Quality time: Keeping new moms and babies safe


New Kaiser Permanente Southern California program reduces C-section rates across the region

More than 1.2 million babies are born by cesarean section each year, making this surgery one of most commonly performed in the United States. However, while C-sections can save lives when mothers or babies are at risk, the surgery has potential complications such as bleeding, additional surgery, injury, and even death.

Working together to protect their patients, Permanente physicians and clinicians safely reduced C-section rates for low-risk moms from 27% to 21% from 2016-2019 at Kaiser Permanente Southern California – well below national averages.

Cheri Lowre, MD, an obstetrician-gynecologist with Southern California Permanente Medical Group and assistant chief of Ob-Gyn at Kaiser Permanente Panorama City Medical Center, and Marianna Volodarskiy, MSN, RN, NE-BC, regional maternal child health director, explain what drove Southern California’s Perinatal Core Measure Collaborative program, why it matters, and what makes this effort uniquely Kaiser Permanente.

Cheri Lowre, MD, assistant chief of Ob-Gyn at Kaiser Permanente Panorama Medical Center, left, and Marianna Volodarskiy, MSN, RN, NE-BC, regional director of Maternal Child Health.

Q&A with Cheri Lowre, MD, and Marianna Volodarskiy, MSN, RN, NE-BC

What are the risks associated with primary cesarean?

If you have a C-section for your first birth, there’s a 90% chance you’ll have a cesarean birth for subsequent births. Your maternity journey becomes almost predestined.
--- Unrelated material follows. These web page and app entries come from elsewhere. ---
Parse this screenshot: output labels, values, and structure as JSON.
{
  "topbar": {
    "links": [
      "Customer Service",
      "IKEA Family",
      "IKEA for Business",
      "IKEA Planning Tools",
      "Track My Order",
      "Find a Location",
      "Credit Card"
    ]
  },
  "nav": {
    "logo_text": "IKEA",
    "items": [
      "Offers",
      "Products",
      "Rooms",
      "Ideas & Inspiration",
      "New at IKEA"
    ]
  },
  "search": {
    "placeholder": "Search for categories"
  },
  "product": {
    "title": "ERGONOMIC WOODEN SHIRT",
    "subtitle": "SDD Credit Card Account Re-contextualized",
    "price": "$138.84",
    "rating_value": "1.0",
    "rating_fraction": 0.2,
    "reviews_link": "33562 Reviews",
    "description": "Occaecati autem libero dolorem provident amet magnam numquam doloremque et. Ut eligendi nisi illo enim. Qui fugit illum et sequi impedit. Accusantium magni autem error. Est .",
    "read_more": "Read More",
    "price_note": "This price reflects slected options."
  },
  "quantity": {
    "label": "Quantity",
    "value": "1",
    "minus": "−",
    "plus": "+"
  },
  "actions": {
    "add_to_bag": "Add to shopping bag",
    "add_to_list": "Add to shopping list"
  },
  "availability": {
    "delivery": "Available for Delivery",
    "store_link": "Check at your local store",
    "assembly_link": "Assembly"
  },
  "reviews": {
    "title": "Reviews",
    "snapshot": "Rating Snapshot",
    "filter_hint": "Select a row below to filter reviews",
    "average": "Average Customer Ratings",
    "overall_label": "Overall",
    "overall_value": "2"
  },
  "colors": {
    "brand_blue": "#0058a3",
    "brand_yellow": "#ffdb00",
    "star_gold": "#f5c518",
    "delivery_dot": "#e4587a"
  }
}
Maternal risks that are higher with C-section deliveries include hemorrhage, blood clots, blood transfusions, wound infections, and readmission to the hospital. Severe complications can accompany subsequent births, and long-term pelvic pain can also be a problem. Babies delivered by C-section have a higher risk of temporary respiratory issues that require admission to the neonatal intensive care unit, and there is new evidence that they may have increased risks of asthma and obesity as well.

What steps did you take to reduce unnecessary C-sections?
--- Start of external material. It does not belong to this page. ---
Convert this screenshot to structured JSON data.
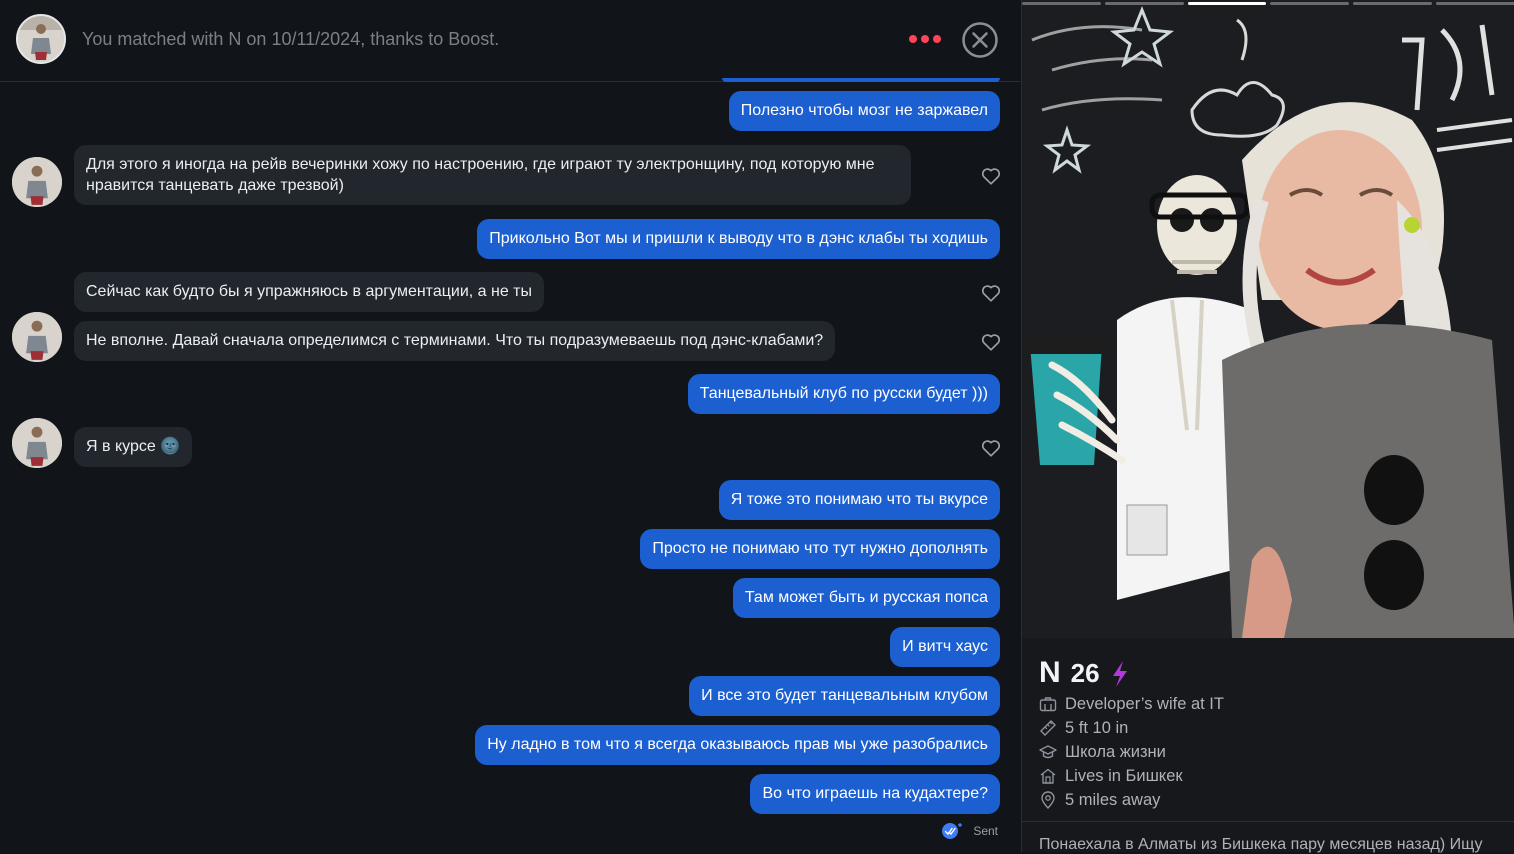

Our program introduced a new, consistent standard for taking care of mothers in labor that increased the chances of vaginal delivery for low-risk mothers. This standard extended the evidence-based California Maternity Quality Care Collaborative toolkit to support vaginal delivery and reduce primary cesareans.

It had several clinical elements such as an evidence-based approach to induction of labor and educating clinicians and nurses on Fetal Heart Rate Algorithm with proper actions. Other activities included educating patients on how to cope with early labor, teaching clinicians to be patient and provide more time for mothers to labor, and building bedside nurses’ labor support skills to help patients cope and facilitate labor progression.

What about Kaiser Permanente’s integrated care model made the success possible?

In our experience, Kaiser Permanente provides the safest model for delivering care. Each member of the care team has a role to play in our integrated system. Nurses, midwives, physicians, and anesthesiologists work together in the hospital literally night and day to deliver the right care to mothers and babies.

Clinician teams are always in the hospital ready and available to take care of patients 24/7. This means there are no conflicting commitments — doctors are not coming in from home in the middle of the night and no one is worried about rushing back to the office to take care of waiting patients. We feel this is the safest model for taking care of our patients. Everyone and everything they do is focused on what is best for the patient and her baby.

How has the program benefited mothers and babies?

Thousands of women have safely avoided unnecessary C-sections since we began this effort. This not only reduces the risk of harm but actively benefits new moms and babies. For example, bonding and breastfeeding success have been shown to be easier following vaginal birth. It’s easier and often quicker to return home and be present for your other children.

There’s nothing evil about the C-section. It’s a blessing that we can do it — and do it safely. It just needs to be reserved for patients who really need it. It’s all about the right care, at the right place, and at the right time.